What is an Ellipsis?
Coined from the Greek word meaning "omission," an ellipsis (plural: ellipses) is used to show omitted words. Quotations are common examples of where you might use them. For example:
The professor said, "It is always better ... to fail honorably than to pass in a dishonest manner".
In the example above, the omitted words are "for students." Omissions might be needed if some words are irrelevant or make understanding the text much harder. An ellipsis indicates that you've left something out.
Another way to use an ellipsis is when showing that a sentence trails off or to make a pause. However, this should not be adopted in academic or formal writing as it signifies a casual tone. You'll want to limit this use to informal writing and fiction. Here's an example:
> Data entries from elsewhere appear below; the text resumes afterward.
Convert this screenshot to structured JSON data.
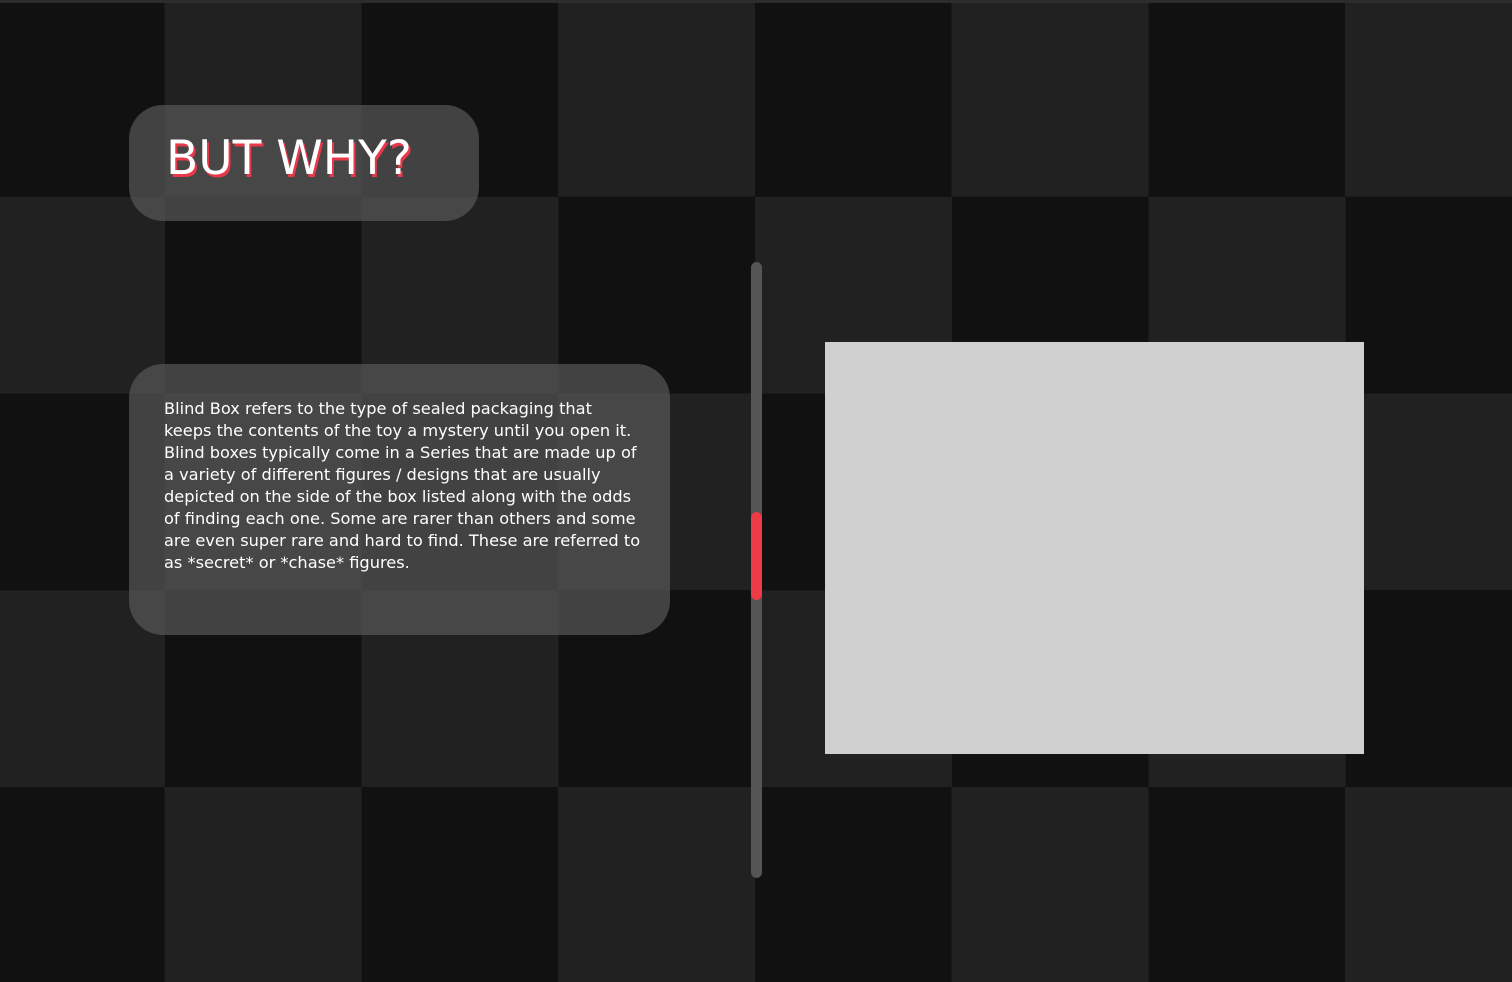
{
  "heading": {
    "title": "BUT WHY?"
  },
  "description": {
    "text": "Blind Box refers to the type of sealed packaging that keeps the contents of the toy a mystery until you open it. Blind boxes typically come in a Series that are made up of a variety of different figures / designs that are usually depicted on the side of the box listed along with the odds of finding each one. Some are rarer than others and some are even super rare and hard to find. These are referred to as *secret* or *chase* figures."
  },
  "colors": {
    "accent": "#f03a47",
    "card": "#4b4b4b",
    "background_dark": "#111111",
    "background_light": "#212121",
    "image_placeholder": "#d0d0d0"
  }
}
So, Tracy actually went to … sorry, I forgot the location. But, can we take a ride home? I'm very hungry, or will it be fine to go to the …?
How Many Dots?
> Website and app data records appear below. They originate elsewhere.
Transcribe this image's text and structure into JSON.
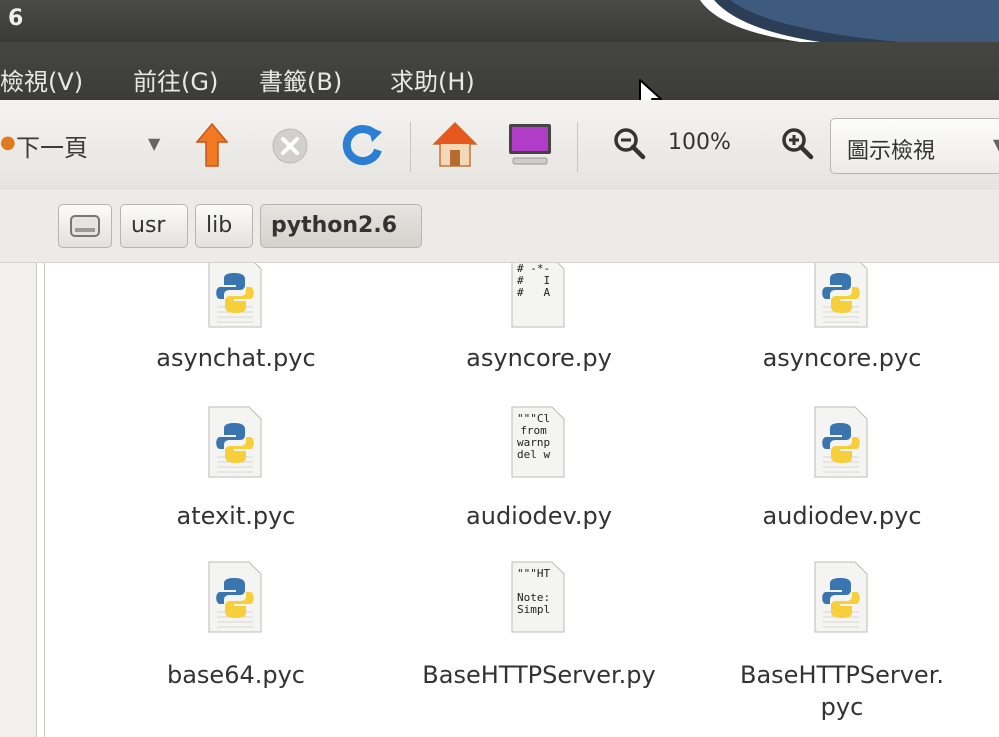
{
  "window": {
    "title": "6"
  },
  "menu": [
    {
      "label": "檢視(V)"
    },
    {
      "label": "前往(G)"
    },
    {
      "label": "書籤(B)"
    },
    {
      "label": "求助(H)"
    }
  ],
  "toolbar": {
    "forward_label": "下一頁",
    "zoom_value": "100%",
    "view_mode": "圖示檢視"
  },
  "path": {
    "root_icon": "drive-icon",
    "segments": [
      "usr",
      "lib",
      "python2.6"
    ]
  },
  "files": [
    {
      "name": "asynchat.pyc",
      "type": "pyc"
    },
    {
      "name": "asyncore.py",
      "type": "py",
      "preview": "# -*-\n#   I\n#   A"
    },
    {
      "name": "asyncore.pyc",
      "type": "pyc"
    },
    {
      "name": "atexit.pyc",
      "type": "pyc"
    },
    {
      "name": "audiodev.py",
      "type": "py",
      "preview": "\"\"\"Cl\nfrom\nwarnp\ndel w"
    },
    {
      "name": "audiodev.pyc",
      "type": "pyc"
    },
    {
      "name": "base64.pyc",
      "type": "pyc"
    },
    {
      "name": "BaseHTTPServer.py",
      "type": "py",
      "preview": "\"\"\"HT\n\nNote:\nSimpl"
    },
    {
      "name_line1": "BaseHTTPServer.",
      "name_line2": "pyc",
      "type": "pyc"
    }
  ],
  "colors": {
    "titlebar": "#3f3f3c",
    "menubar_text": "#e8e8e8",
    "accent_orange": "#e8661e",
    "toolbar_bg": "#ecebe8"
  }
}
An ellipsis is composed of 3 dots. However, in cases you are using an ellipsis after a grammatically complete sentence, it may appear to be four periods in a row since the sentence needs its own period. For example:
"Take the kid to his mother. Don't forget her message too. You may also take him to his uncle." might be shortened to:
"Take the kid to his mother …. You may also take him to his uncle."
There are style variations when it comes to spacing the dots. While The AP Stylebook allows no spaces between the dots but on either side of the ellipsis, The Chicago Manual of Style finds that spaces are needed between each ellipsis point. Hence, there's no one-size-fits-all approach, but you should be consistent with any style you chose to adopt.